It’s now abundantly clear we have water problems.
The first problem is that the general public doesn’t realize the state’s recently proposed reduction in river water for farmers is more dangerous for them than it is for agriculture.
The list of those who will suffer from the reduction of water allowed to stay in this region is long – professionals, store owners, farmers, public servants and all of those whose income comes from agriculture-related jobs or who do business with farmers (from cutting their hair to washing their cars). With a significant reduction in water, farmers will not be able to grow as much of what they grow and what they grow will not be as valuable as they switch to less water-intensive crops. The income from exports of farm products could be wiped out with the loss of irrigation water.
At Tuesday night’s Stanislaus County Board of Supervisor’s meeting, county Agricultural Commissioner Milton O’Haire put the loss to our three-county region – Stanislaus, Southern San Joaquin and Merced – at some $1.6 billion. But when the multiplier effect is considered, he said, it is closer to $5.6 billion.

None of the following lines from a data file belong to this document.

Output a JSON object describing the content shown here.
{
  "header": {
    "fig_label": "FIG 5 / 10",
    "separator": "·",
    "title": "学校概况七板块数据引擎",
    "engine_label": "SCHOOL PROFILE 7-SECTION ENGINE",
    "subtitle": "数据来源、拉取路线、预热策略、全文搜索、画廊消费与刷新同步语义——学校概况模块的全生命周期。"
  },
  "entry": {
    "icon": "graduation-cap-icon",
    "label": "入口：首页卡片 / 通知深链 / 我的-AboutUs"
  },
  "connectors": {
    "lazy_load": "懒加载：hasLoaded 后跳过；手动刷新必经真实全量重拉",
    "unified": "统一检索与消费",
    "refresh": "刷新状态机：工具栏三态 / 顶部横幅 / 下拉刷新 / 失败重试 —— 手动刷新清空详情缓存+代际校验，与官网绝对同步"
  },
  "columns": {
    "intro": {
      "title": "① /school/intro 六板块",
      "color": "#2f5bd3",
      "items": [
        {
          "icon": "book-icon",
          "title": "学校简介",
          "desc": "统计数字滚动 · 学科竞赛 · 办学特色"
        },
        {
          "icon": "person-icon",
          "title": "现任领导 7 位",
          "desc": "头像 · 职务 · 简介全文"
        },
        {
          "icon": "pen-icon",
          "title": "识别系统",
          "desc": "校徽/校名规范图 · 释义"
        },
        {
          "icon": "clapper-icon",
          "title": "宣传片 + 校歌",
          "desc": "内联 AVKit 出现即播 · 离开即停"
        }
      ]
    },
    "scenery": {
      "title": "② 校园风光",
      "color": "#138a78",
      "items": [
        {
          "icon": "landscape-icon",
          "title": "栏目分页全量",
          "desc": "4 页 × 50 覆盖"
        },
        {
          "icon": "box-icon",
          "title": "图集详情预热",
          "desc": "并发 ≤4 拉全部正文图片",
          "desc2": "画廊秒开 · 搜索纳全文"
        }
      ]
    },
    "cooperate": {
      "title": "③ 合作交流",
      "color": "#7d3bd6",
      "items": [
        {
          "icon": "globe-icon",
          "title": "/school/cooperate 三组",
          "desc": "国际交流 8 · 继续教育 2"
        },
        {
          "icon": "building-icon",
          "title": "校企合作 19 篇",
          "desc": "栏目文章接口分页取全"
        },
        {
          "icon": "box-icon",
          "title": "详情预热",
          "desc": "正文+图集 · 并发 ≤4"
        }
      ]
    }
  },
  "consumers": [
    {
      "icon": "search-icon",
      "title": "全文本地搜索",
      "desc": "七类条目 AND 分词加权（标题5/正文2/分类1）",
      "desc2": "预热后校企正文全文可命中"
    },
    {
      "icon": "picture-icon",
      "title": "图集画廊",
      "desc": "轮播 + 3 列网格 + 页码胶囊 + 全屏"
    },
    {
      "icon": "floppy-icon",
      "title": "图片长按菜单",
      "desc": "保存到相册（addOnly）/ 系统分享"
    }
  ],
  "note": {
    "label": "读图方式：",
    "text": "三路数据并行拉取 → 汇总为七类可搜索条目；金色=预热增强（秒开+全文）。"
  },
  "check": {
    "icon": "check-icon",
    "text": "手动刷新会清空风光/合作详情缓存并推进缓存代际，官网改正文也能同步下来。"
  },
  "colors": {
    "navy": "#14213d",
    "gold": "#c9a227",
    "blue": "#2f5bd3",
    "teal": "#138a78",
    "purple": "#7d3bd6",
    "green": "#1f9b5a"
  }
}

It is not an exaggeration to say the loss of 40 to 60 percent of our river water, especially if it is taken during the months when we usually fill the reservoirs, could destroy the local economy.
We need the business community to use its influence to help stop this assault. The average citizen needs to help, too. A flood of letters or emails to the governor and other politicians can have an effect if enough nonfarmers speak up at future meetings – even if it is inconvenient during Christmas week.
The first of several meetings will be Dec. 16 in Stockton, Dec. 19 in Merced and Dec. 20 in Modesto (at Modesto Centre Plaza, 9 a.m.). We need a huge turnout at each, and not just from farmers. It will be your opportunity to protest this water grab and protect your job and lifestyle. It is extremely important.
The second problem is the lack of understanding of drip irrigation. It is true that drip uses less water compared to flood irrigation, and it’s easier to push a switch than to maintain equipment for flood irrigation. But there are major negatives that should be understood.
Drip irrigation lowers the water table, our primary source of water during droughts. Drip also allows salts to build up in soils around the root zones. Without occasional leaching by flood irrigation, those salts can poison the soil, making it impossible for plants to grow.
Groundwater contains many more dissolved salts than snowmelt that collects in our reservoirs. If farmers are forced to pump more groundwater to irrigate their crops – as the state admits it expects – the problem will get worse. When plants grow, they transpire a lot of water, but the roots exclude almost all of the dissolved salts, so the salts left behind increase the salinity of the water remaining in the soil. In our climate, rainfall alone won’t flush the salts out of the soil.
This can continue only for a limited time before it becomes toxic. Without snowmelt, which is almost salt-free, our soil could be ruined.
Another major benefit of flood irrigation is that it raises the water table, which every Valley city relies on to provide water for their residents. In most cities, groundwater is all they have; in Modesto and Manteca it makes up most of the water used by city residents. The county farm bureaus will welcome any ideas to help forestall this extremely damaging attack, not only on farmers but on all the people who depend on farm production.
That means all of us living here.
Vance Kennedy is a Modesto farmer and retired U.S. Geological Survey scientist who specialized in groundwater research. He wrote this for The Modesto Bee.